To anticipate some of your questions, I don’t know how long the packing tape will adhere over time. Sometimes, tapes like this get brittle and rolls back as it ages. But it will be sewn over with the felt, so that should help secure it for the future, too. You might also wonder about acid content in the tape. It could discolor fabric over time. On the other hand, a needlebook like this is intended for use, and chances are, it’s not going to be a future museum piece. It should withstand enough time to give you years of pleasure, despite any acidic content in the tape.
On the inside of the felt, before sewing in in place, Robin glued in two tiny (1/16″) strong magnets under the felt, on the far edges of the needlebook, to serve as closers. The needlebook snaps shut easily.
This is great idea, for a couple reasons: 1. It snaps shut easily, without having to tie it up; 2. you can use the magnets to pop the needlebook, open, on a metallic surface near your work area. I often stick magnets on my light pole, for example, to serve as a quick place to stick a pair of scissor or an extra needle when I’m working. I could see sticking this needlebook there, open, for easy access.
Robin also added an extra insert of fabric in the shape of a hexagon (the bee theme here!) on the inside of her needlebook.
This little contrasting bit of fabric is another clever idea! It can serve as a separate “compartment” or space for special needles or different sizes of needles and so forth. Or maybe pins, as opposed to needles. I always need a pin now and then when I’m stitching.
And then there’s the back!
Continuing with the bee theme, Robin used a hexagon frame to set off a decorative initial.
For the initial and the frame, she followed my stem stitch filling instruction on the Hummingbird project I worked last year.
She filled the background with a gorgeous lattice work, incorporating double lines of horizontal and vertical threads, evenly spaced and couched over with cross stitches. Then she worked French knots in the center of each resulting square.
Isn’t it lovely? What a great job of personalizing the whole piece!
Branch Out with Your Embroidery!
I hope this inspires many of you to branch out and personalize the projects you work on from other publications!
There’s nothing at all wrong with making improvements and adding your own embellishments to other designers’ works – it’s a great way to expand your embroidery horizons and to take risks that help you improve your skills.

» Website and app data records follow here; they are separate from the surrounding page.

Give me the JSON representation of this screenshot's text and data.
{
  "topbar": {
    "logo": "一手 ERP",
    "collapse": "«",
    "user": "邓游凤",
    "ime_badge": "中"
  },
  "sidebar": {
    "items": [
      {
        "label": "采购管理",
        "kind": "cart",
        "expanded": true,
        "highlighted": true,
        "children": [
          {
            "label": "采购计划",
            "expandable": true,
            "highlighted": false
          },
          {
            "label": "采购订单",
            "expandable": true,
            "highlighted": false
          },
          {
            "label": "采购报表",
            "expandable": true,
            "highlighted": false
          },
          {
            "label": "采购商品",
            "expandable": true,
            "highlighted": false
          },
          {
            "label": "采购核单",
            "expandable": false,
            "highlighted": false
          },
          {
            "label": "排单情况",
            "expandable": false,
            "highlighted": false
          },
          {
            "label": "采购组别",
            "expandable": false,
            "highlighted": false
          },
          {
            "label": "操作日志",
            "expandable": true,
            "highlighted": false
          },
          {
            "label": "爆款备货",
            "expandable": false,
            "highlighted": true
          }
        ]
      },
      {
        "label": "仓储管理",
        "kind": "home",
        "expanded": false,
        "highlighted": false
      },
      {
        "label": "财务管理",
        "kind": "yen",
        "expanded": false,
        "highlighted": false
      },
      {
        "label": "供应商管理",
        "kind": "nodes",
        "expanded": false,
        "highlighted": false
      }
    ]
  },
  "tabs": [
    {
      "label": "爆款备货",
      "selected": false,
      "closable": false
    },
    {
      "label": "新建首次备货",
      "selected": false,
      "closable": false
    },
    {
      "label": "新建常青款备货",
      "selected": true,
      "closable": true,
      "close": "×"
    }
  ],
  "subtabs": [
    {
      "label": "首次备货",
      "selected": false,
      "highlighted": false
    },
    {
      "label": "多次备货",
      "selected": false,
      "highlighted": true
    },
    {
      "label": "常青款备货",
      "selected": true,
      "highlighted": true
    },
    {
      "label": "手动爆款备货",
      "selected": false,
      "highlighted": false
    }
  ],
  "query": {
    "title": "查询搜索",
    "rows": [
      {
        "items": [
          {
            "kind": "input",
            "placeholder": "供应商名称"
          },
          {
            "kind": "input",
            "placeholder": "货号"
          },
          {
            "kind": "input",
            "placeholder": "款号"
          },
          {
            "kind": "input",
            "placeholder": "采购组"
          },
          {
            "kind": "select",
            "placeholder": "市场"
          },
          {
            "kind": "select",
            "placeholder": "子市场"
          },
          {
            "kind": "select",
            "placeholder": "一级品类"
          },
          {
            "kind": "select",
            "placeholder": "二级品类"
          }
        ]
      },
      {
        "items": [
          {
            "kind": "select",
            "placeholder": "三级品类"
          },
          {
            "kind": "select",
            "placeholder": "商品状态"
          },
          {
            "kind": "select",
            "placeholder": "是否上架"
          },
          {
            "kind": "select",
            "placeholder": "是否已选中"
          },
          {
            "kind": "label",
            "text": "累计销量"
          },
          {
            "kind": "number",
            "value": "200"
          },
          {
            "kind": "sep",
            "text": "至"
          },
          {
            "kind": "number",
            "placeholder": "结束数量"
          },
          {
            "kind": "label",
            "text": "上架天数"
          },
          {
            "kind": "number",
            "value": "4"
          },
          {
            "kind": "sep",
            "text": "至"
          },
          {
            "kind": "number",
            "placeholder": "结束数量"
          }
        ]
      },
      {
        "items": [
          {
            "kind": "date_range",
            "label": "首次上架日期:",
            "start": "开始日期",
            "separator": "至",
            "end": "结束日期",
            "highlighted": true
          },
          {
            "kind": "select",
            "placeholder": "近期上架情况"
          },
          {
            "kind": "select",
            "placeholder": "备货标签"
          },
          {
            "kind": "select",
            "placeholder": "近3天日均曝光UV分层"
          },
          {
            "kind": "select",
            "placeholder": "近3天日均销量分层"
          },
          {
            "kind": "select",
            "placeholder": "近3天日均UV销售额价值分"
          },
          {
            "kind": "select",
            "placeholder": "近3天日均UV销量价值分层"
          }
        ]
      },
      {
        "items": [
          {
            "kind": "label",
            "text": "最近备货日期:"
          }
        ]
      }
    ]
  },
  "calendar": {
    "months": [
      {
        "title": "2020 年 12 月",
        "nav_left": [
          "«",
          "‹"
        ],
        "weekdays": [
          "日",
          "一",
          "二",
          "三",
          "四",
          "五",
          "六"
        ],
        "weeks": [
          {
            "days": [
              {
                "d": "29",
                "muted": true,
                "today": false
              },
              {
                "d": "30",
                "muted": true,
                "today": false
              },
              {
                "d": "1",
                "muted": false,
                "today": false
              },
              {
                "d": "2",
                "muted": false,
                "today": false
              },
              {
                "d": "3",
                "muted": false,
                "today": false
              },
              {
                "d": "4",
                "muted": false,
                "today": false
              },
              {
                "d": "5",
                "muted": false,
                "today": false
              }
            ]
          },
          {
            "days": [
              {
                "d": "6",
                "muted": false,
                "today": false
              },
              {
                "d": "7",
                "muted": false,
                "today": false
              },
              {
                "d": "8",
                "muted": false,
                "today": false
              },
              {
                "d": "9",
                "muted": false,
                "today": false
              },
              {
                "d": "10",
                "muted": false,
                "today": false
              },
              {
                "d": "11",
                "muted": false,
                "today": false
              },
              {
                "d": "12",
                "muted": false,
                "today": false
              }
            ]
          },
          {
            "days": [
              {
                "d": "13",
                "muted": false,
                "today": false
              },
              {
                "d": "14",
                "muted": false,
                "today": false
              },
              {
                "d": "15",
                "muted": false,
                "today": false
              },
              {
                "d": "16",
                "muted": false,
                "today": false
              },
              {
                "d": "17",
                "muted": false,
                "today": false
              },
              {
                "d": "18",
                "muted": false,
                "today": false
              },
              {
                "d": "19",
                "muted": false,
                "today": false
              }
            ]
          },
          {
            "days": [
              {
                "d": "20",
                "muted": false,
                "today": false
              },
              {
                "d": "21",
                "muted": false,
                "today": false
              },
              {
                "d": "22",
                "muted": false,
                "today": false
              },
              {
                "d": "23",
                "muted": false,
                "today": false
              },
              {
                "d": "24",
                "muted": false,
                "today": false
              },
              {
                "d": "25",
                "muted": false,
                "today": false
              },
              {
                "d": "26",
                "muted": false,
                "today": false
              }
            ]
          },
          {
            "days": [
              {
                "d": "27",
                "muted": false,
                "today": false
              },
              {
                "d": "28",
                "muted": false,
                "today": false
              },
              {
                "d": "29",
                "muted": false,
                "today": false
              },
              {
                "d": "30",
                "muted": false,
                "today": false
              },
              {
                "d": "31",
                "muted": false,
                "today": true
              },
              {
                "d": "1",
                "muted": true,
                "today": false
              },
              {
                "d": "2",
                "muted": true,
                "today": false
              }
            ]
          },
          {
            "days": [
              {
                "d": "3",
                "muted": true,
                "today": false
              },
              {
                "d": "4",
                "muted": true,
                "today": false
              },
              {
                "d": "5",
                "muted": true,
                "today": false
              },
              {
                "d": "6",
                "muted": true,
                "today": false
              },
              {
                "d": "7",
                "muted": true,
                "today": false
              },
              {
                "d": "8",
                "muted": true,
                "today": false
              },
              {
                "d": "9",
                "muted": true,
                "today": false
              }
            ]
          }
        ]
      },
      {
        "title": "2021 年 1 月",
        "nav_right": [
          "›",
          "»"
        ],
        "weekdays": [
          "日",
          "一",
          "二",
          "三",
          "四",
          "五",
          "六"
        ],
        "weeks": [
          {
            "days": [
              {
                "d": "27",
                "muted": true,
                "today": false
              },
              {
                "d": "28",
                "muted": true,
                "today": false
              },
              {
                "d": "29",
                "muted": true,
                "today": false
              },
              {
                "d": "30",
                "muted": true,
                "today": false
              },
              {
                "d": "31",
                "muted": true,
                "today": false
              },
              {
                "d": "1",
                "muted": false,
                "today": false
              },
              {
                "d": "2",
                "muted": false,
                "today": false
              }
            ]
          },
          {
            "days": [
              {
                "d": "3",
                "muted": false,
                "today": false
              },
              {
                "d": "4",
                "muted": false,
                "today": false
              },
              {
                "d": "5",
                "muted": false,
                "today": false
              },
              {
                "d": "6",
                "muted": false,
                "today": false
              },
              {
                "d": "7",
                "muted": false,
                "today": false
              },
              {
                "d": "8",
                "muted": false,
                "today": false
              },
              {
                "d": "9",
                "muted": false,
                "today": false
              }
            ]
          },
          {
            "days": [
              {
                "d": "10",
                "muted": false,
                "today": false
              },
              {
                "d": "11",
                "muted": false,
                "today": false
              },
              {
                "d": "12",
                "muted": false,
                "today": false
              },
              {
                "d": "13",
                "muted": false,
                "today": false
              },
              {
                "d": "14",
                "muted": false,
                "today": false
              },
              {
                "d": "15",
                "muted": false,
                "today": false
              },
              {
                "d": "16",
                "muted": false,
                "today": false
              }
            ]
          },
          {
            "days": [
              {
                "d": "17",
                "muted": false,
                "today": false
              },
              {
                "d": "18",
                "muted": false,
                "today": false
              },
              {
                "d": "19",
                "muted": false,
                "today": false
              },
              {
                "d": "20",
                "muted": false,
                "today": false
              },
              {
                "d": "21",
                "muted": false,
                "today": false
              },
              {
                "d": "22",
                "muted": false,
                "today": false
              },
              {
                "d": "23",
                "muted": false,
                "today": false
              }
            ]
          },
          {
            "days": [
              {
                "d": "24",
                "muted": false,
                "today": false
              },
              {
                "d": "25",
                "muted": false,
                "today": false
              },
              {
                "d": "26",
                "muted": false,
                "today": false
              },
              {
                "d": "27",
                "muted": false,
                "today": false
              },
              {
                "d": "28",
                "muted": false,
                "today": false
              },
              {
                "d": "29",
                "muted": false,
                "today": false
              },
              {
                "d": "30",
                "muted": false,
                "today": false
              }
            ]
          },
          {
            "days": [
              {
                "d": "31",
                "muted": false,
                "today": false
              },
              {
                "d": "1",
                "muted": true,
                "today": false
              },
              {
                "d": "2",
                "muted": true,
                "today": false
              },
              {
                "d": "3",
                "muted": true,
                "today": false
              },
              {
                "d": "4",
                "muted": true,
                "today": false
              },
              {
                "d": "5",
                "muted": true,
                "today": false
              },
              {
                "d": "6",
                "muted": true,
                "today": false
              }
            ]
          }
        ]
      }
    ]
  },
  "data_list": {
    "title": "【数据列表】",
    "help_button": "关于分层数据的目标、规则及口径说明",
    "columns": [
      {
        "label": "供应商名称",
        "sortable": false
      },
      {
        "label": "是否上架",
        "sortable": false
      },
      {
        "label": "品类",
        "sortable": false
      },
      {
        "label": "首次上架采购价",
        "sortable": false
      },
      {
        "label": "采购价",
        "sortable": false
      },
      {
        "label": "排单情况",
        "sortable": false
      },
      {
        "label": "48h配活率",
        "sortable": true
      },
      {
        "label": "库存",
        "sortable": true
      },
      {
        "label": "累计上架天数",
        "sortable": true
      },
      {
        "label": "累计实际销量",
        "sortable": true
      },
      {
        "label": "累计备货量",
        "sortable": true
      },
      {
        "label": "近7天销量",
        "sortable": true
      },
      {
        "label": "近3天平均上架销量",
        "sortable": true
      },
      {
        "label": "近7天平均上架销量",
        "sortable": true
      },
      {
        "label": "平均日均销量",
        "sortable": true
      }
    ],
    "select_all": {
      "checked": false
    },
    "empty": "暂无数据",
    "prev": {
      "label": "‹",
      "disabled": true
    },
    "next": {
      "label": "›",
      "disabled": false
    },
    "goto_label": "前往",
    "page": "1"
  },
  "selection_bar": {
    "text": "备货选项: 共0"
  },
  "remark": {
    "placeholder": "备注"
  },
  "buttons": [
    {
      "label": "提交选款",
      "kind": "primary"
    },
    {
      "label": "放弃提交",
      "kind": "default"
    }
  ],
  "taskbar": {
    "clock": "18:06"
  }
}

If you’re not familiar with Lavender Honey & Other Little Things, do check it out! It’s one of my favorite e-books, and it contains over 20 project combinations with plenty of room for personalizing, mixing and matching, and whatnot. It also includes meticulous step-by-step finishing instructions, so you can make your own needlebooks, pin keeps, scissor pulls, and the like. This is what Robin had to say about my e-books:
I just love your books… I printed out almost all the pages in the alphabet book and all of the pages in the lavender and little things. I think you should periodically show a project from each book to remind everyone how wonderful they are. Especially the parts where you show how to make the stitch combinations. I love the alphabet letters and will make some of those this year.
Can’t wait to see what Robin does with the Stitch Sampler Alphabet letters!
Thanks so much, Robin, for sharing your lovely needlebook. I love seeing how you’ve improved on my design ideas and personalized yours so beautifully. You’ve reminded me just how much fun it was to create all the little projects in Lavender Honey & Other Little Things!
Now, everyone, go forth and create something beautiful with your needle and thread!
Have a lovely weekend!
Leave A Comment